Inc.: Would Joe Biden Bust Up Big Tech?

October 29, 2020 Media

By this point, you must know how Donald Trump feels about big tech. He loves to use Twitter, as is painfully clear to anyone on social media, but his seemingly near-constant and very public spats with tech company CEOs reveal that he’s no fan of the industry. And indeed, he has oftentimes worked at odds with tech companies–from revamping the H-1B visa system, the nation’s most popular high-skilled guestworker program to threatening to eliminate Section 230, the provision that has allowed social media to avoid liability for what their users post on their platforms.

What’s less clear is how the Democratic challenger Joe Biden would come down on big tech and the potentially anti-competitive behavior that increasingly puts tech bosses in congressional crosshairs. This edited excerpt from “Big,” Matt Stoller’s newsletter should be your guide. 

Meet Joe Biden

As odd as it might sound, Joe Biden does have a populist streak. For example, in 1994, Biden was the chair of the Judiciary Committee overseeing the nomination of Supreme Court nominee Stephen Breyer. Though a Democrat, Breyer was known as extremely favorable to big business, and he was particularly obsessed with cost/benefit analysis in striking down regulations. Biden really let him have it in the hearings, telling Breyer that his views were “presumptuous and elitist,” saying he found it offensive to presume Americans “would change their cultural values if” they knew the true costs. In a later interview, Biden then called Breyer’s ideas “Harvard-ese … that offends me.” Of course, Biden voted for Breyer, showing that his instincts and his political choices don’t always align. But it’s a remarkable, and little noted, nugget from Biden, a genuine chip on his shoulder–a disdain for economic eggheads.

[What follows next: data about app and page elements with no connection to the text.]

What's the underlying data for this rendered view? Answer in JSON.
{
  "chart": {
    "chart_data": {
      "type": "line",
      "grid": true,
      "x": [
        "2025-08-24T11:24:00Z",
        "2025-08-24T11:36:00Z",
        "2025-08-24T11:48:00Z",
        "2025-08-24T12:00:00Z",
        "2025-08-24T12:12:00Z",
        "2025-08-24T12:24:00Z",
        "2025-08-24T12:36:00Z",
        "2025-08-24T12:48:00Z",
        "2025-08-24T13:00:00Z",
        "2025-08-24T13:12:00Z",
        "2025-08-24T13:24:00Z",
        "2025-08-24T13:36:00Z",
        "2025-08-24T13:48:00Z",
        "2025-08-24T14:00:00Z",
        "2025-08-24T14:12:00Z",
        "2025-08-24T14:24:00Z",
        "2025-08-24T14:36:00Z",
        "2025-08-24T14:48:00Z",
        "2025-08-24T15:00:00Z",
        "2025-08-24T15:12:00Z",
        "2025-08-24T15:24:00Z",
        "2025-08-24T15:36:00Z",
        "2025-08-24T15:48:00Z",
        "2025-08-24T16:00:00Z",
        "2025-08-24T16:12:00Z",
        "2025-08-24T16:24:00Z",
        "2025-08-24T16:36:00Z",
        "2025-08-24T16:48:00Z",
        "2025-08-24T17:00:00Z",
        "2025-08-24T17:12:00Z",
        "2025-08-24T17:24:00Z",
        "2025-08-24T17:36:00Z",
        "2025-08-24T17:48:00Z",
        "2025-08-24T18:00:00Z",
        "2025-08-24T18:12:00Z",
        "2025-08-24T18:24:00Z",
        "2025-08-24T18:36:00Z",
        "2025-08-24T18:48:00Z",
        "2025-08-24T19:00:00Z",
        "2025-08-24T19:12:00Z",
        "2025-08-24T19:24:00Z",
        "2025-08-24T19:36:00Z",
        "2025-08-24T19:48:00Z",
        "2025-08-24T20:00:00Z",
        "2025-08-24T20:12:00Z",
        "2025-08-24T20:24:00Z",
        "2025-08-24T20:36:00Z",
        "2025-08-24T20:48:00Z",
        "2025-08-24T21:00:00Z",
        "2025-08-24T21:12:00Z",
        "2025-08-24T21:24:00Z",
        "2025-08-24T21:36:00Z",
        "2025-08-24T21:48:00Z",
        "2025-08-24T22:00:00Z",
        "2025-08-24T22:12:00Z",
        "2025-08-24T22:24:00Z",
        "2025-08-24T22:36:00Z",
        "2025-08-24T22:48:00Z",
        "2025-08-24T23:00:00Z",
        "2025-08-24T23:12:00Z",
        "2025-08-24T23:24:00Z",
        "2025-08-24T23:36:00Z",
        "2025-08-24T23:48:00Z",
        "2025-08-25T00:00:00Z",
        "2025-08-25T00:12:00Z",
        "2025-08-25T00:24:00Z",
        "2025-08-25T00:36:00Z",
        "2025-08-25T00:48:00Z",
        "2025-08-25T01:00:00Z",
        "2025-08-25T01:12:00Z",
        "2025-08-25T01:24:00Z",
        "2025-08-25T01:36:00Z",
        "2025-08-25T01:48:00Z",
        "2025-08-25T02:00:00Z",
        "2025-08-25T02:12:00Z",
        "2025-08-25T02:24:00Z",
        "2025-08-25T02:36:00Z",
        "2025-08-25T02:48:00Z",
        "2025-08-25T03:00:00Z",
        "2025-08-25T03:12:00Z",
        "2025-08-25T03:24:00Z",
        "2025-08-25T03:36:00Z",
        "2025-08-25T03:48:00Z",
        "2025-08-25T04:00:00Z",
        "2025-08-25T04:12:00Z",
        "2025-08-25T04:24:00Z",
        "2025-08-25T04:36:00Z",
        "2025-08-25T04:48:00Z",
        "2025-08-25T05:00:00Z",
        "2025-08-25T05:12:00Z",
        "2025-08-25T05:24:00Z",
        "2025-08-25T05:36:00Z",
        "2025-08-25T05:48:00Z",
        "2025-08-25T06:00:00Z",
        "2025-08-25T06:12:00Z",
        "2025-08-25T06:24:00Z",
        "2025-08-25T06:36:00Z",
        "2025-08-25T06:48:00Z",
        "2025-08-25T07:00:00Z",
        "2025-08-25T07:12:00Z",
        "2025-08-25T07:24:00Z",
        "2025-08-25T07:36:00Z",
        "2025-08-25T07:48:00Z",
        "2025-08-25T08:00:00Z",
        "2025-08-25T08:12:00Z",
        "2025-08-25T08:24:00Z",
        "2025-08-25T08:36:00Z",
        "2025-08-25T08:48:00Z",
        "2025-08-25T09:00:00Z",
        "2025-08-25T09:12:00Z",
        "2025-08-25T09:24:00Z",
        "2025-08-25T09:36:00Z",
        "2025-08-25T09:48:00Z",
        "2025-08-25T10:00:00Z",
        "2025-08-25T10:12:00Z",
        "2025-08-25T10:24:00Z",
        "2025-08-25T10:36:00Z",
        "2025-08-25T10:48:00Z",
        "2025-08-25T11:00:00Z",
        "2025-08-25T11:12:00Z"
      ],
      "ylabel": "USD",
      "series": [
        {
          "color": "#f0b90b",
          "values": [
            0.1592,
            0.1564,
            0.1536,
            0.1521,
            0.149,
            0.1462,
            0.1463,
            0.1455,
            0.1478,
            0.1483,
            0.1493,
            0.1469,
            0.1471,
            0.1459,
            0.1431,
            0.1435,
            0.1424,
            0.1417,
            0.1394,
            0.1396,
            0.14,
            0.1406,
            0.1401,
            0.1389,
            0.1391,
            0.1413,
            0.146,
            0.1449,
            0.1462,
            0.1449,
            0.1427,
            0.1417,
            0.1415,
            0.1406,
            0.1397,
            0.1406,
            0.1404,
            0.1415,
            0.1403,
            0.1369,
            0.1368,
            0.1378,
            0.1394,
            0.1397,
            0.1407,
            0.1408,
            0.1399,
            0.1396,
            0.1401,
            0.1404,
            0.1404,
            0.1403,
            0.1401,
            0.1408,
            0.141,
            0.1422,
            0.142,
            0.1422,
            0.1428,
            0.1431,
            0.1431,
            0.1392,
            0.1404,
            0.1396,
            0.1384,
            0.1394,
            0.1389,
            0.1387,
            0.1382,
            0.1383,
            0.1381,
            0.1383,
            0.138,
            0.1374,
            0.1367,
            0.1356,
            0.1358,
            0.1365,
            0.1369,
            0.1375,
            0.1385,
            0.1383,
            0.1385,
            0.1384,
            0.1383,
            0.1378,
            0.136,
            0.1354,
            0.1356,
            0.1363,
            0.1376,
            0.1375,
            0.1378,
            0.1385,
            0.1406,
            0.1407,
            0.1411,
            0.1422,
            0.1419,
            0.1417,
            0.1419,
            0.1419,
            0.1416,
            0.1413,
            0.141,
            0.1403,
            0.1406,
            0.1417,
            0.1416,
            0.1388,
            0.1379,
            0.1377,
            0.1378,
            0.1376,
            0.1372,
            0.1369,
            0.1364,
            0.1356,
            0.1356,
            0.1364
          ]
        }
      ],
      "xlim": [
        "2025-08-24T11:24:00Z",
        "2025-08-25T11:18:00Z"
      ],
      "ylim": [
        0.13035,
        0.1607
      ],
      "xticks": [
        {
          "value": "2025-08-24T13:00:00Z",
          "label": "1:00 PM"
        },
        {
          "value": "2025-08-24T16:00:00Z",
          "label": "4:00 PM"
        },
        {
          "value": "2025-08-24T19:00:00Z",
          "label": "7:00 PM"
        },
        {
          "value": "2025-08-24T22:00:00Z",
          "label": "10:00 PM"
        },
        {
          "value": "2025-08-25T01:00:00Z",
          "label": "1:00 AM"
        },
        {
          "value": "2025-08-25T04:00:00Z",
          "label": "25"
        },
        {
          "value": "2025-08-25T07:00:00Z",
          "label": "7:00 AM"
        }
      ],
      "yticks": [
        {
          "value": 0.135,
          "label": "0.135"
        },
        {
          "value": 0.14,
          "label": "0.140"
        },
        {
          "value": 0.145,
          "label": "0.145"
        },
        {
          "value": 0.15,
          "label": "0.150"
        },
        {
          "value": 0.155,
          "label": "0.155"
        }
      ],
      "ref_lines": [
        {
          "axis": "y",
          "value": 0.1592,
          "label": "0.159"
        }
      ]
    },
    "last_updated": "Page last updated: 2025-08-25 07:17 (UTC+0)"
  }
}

Now the pessimistic take. As a senator, Biden had a fairly orthodox Democratic economic policy framework, often tilting toward Wall Street. This was particularly true for policies like the Bankruptcy Bill in 2005, which Biden supported. That law made it much harder to escape credit card debt, and allowed big banks to take more risk through derivatives. Biden also supported free-trade agreements like NAFTA and the entrance of China to the World Trade Organization. During his time in the Obama White House, he negotiated with Republicans around austerity and tax cuts in ways that progressives did not like, and he helped open the door to Chinese influence over the NBA with some negotiations over film exports.